A new rescue treatment for patients accidentally given an overdose of chemotherapy has been approved by the US Food and Drug Administration (FDA).
Uridine triacetate, marketed as Vistogard by Wellstat Therapeutics, blocks cell damage caused by fluorouracil chemotherapy. It can be used in the case of accidental overdose of fluorouracil or capecitabine chemotherapy, or in the event that a patient develops life-threatening toxicities within four days of receiving the drugs.
In two open-label studies, 96% of 135 patients survived after being given uridine triacetate for overdose or life-threatening toxicity following administration of fluorouracil or capecitabine. Survival was only 16% in 25 patients who suffered an overdose of fluorouracil, based on historical data, says Wellstat Therapeutics.
Fluorouracil and capecitabine are used to treat a range of cancers, including breast, bowel, oesophageal and pancreatic cancer.

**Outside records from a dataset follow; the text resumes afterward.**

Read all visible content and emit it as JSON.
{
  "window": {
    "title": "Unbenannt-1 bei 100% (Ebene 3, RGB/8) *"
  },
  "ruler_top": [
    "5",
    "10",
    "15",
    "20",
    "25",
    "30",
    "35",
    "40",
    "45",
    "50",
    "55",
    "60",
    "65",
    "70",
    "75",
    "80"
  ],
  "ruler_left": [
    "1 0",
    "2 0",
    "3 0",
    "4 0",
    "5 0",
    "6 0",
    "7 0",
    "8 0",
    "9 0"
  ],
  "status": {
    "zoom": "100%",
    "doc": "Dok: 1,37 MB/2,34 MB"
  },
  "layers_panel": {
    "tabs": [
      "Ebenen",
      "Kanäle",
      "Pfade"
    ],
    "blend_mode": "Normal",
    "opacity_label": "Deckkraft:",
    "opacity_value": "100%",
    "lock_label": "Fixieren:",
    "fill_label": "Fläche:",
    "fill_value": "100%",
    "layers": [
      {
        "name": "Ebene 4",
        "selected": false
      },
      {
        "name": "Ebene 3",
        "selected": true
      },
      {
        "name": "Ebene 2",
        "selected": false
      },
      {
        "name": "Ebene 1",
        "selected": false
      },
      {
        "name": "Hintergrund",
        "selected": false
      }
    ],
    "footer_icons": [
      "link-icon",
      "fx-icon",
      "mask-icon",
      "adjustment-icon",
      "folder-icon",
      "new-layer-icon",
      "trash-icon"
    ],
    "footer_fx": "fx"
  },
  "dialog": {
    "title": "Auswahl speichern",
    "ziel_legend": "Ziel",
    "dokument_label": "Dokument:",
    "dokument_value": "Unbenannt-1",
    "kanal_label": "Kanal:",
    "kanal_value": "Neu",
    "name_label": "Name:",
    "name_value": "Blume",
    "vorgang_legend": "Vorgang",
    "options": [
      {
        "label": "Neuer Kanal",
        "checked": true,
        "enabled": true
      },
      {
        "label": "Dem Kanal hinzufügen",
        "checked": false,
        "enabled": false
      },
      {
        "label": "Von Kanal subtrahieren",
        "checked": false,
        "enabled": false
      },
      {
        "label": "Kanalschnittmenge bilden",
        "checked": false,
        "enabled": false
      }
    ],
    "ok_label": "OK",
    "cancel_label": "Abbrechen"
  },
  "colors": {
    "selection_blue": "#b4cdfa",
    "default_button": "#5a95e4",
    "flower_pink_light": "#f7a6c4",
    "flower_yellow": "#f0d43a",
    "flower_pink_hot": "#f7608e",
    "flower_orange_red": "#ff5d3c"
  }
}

Although overdose is rare, “[this] approval is a first-of-its-kind therapy that can potentially save lives”, says Richard Pazdur, director of the Office of Hematology and Oncology Products in the FDA’s Center for Drug Evaluation and Research.
Uridine triacetate, marketed as Xuriden, also received a licence from the FDA in September 2015 for the rare metabolic disease hereditary orotic aciduria, which is thought to affect only 20 people worldwide. Patients with the condition are unable to synthesise uridine, an essential component of ribonucleic acid in cells.